“The requirement of an environmental statement does not weigh against a planning application, but should highlight that the impacts of the development go beyond the immediate area and careful consideration is required”

The developer “undertook significant pre-application advice with both the local community and the local planning authority in order to help guide the submission of the application and to overcome concerns at the earliest opportunity”.

The site is located adjacent and to the west of the Highfield Farm development and Woodfen Road (a narrow lane that no longer connects to the A10 along the western boundary).

The northern boundary is defined by the playing fields of the primary school on Parsons Lane. The southern boundary is defined by Grange Lane, which is the location of the main access onto the public highway.

“The site is currently a group of fields dived by a T shaped mature hedge and ditch,” says the report.

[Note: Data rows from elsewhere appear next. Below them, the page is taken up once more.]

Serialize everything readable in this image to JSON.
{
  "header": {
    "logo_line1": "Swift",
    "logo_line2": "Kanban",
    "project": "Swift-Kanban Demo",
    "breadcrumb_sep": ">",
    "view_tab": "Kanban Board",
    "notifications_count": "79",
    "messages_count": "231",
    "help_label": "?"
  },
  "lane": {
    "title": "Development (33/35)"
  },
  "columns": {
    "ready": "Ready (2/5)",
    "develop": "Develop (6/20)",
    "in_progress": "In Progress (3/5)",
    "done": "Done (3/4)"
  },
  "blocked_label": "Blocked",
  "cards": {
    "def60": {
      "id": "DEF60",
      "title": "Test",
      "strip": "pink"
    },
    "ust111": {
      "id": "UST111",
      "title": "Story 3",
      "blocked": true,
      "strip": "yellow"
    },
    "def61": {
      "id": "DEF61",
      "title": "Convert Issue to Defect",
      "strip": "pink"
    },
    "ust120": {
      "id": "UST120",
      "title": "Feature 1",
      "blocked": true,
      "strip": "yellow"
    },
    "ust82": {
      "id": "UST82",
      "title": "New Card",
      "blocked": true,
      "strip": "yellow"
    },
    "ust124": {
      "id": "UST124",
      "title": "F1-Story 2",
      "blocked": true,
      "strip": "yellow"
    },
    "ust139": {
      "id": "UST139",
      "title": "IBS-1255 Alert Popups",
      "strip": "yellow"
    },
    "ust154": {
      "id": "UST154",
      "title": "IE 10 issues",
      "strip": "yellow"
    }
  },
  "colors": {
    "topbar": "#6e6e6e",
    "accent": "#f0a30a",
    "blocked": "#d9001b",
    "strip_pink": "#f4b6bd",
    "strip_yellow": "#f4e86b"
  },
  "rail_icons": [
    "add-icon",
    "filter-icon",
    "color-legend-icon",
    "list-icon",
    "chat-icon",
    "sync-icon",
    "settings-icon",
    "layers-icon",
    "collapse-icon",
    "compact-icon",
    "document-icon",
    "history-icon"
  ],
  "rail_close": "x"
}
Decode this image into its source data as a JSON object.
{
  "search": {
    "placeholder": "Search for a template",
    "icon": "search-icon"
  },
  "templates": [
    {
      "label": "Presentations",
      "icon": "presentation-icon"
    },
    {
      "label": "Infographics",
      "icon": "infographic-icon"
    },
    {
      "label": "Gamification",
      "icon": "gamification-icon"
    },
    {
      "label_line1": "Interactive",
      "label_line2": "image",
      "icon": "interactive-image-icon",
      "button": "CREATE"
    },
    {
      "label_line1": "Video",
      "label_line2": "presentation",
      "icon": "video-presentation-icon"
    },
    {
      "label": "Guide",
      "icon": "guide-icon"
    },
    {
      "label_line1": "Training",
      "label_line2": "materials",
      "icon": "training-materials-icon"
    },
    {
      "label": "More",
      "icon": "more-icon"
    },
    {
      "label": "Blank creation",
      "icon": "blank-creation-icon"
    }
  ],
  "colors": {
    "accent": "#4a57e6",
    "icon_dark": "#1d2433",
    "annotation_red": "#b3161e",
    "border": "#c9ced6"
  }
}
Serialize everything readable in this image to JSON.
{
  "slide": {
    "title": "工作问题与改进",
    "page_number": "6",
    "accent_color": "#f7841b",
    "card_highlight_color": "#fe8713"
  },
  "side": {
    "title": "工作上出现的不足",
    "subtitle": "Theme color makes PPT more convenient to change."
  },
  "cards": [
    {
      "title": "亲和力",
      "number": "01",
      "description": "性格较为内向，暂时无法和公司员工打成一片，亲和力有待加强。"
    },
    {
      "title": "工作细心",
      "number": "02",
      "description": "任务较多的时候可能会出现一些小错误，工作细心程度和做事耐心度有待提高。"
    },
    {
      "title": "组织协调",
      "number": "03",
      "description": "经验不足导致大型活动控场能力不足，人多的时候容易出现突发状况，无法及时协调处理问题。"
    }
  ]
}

“The southern boundary is relatively open, while the northern boundary has a line of semi-mature tree line.”

Local councillor Paul Cox is quoted as telling officers that without prejudice, his initial thoughts are that the community facility is a good idea and should be under the control of the parish council.

It is likely that two bus stops on Ely Road will be upgraded since these are the closest stops to the site.

“The upgrades should include but not be limited to bus shelters, bus cages on the carriageway, flags, time tables and real time passenger information,” says the report.

“Could this bus service be improved? The routes between the site and the railway station should be assessed and any deficiencies highlighted and improvements included.”

The county council has undertaken a large piece of work to try and determine how best to deal with the traffic issues at the A10/A142 roundabouts, notes the report.

The committee will be asked to grant delegated approval to the planning manager “to make both the decision notice and S106 precise, relevant and reasonable.”